Provided material:
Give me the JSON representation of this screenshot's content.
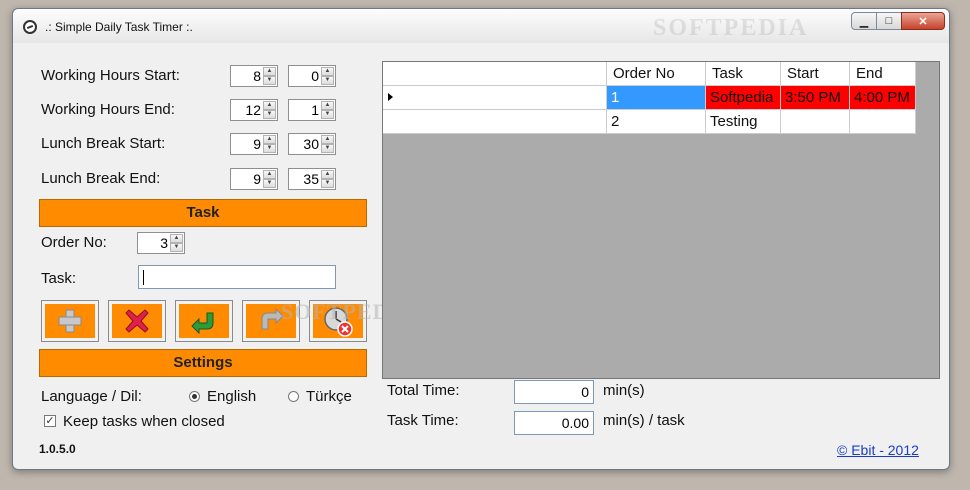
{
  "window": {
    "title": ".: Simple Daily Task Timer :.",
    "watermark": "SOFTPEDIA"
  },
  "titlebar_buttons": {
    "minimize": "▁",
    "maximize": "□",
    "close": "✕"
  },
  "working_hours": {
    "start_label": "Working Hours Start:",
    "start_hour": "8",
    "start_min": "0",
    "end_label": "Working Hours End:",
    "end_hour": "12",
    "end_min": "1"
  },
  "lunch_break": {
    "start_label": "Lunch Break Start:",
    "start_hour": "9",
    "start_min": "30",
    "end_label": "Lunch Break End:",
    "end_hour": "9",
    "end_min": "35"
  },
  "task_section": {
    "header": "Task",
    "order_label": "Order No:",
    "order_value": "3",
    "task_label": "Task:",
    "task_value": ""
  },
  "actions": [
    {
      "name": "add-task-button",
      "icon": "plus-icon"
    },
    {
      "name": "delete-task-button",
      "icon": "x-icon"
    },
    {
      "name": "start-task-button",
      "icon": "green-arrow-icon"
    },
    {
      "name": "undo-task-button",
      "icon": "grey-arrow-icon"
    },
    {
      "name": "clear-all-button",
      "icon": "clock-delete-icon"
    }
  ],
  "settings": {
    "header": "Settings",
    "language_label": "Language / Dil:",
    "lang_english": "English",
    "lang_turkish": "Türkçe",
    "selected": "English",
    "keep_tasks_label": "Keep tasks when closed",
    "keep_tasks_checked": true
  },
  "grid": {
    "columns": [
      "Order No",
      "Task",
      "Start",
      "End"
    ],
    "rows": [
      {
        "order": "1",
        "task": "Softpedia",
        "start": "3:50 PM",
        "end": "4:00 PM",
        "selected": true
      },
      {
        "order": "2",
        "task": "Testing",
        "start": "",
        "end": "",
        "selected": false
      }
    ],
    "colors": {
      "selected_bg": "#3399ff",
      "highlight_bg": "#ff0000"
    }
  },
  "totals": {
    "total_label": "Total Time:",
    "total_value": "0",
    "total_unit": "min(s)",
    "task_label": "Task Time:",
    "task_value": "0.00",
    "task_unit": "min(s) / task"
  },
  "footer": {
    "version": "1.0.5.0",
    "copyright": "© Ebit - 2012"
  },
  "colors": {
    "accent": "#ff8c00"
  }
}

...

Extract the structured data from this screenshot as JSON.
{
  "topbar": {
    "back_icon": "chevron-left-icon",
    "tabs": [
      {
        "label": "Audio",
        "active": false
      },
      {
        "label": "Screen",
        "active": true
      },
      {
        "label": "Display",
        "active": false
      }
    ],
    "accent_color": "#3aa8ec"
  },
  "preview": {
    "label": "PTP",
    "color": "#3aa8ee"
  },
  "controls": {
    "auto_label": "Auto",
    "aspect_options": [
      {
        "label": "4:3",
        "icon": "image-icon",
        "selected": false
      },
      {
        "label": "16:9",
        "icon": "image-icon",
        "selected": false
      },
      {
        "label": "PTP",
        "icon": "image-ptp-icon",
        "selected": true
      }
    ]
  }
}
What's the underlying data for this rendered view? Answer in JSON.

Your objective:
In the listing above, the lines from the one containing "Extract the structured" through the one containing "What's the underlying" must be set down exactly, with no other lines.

Solution to the exercise:
Extract the structured data from this screenshot as JSON.
{
  "topbar": {
    "back_icon": "chevron-left-icon",
    "tabs": [
      {
        "label": "Audio",
        "active": false
      },
      {
        "label": "Screen",
        "active": true
      },
      {
        "label": "Display",
        "active": false
      }
    ],
    "accent_color": "#3aa8ec"
  },
  "preview": {
    "label": "PTP",
    "color": "#3aa8ee"
  },
  "controls": {
    "auto_label": "Auto",
    "aspect_options": [
      {
        "label": "4:3",
        "icon": "image-icon",
        "selected": false
      },
      {
        "label": "16:9",
        "icon": "image-icon",
        "selected": false
      },
      {
        "label": "PTP",
        "icon": "image-ptp-icon",
        "selected": true
      }
    ]
  }
}
What's the underlying data for this rendered view? Answer in JSON.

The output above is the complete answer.